*What this task involves*
Set the data down again so that every line matches exactly.

*Records for this task*
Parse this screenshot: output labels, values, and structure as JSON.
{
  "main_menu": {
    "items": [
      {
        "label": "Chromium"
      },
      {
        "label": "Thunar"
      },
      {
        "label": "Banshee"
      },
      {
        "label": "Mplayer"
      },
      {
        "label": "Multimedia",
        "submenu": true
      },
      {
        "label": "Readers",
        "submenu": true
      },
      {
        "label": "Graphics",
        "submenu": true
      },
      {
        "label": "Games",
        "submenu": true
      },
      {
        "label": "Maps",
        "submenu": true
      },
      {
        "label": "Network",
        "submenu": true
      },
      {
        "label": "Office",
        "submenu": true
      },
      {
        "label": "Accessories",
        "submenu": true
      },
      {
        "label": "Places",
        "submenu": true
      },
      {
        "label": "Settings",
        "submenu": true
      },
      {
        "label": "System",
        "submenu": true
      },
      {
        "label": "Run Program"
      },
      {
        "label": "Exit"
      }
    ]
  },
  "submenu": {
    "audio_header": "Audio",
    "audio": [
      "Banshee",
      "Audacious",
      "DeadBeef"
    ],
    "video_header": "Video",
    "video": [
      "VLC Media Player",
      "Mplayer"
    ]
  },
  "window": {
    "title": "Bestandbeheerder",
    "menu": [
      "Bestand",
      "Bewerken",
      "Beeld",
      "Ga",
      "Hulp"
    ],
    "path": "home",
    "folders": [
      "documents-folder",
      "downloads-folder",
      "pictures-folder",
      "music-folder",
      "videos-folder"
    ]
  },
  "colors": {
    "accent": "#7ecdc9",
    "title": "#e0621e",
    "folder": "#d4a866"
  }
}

*Problem solution*
Parse this screenshot: output labels, values, and structure as JSON.
{
  "main_menu": {
    "items": [
      {
        "label": "Chromium"
      },
      {
        "label": "Thunar"
      },
      {
        "label": "Banshee"
      },
      {
        "label": "Mplayer"
      },
      {
        "label": "Multimedia",
        "submenu": true
      },
      {
        "label": "Readers",
        "submenu": true
      },
      {
        "label": "Graphics",
        "submenu": true
      },
      {
        "label": "Games",
        "submenu": true
      },
      {
        "label": "Maps",
        "submenu": true
      },
      {
        "label": "Network",
        "submenu": true
      },
      {
        "label": "Office",
        "submenu": true
      },
      {
        "label": "Accessories",
        "submenu": true
      },
      {
        "label": "Places",
        "submenu": true
      },
      {
        "label": "Settings",
        "submenu": true
      },
      {
        "label": "System",
        "submenu": true
      },
      {
        "label": "Run Program"
      },
      {
        "label": "Exit"
      }
    ]
  },
  "submenu": {
    "audio_header": "Audio",
    "audio": [
      "Banshee",
      "Audacious",
      "DeadBeef"
    ],
    "video_header": "Video",
    "video": [
      "VLC Media Player",
      "Mplayer"
    ]
  },
  "window": {
    "title": "Bestandbeheerder",
    "menu": [
      "Bestand",
      "Bewerken",
      "Beeld",
      "Ga",
      "Hulp"
    ],
    "path": "home",
    "folders": [
      "documents-folder",
      "downloads-folder",
      "pictures-folder",
      "music-folder",
      "videos-folder"
    ]
  },
  "colors": {
    "accent": "#7ecdc9",
    "title": "#e0621e",
    "folder": "#d4a866"
  }
}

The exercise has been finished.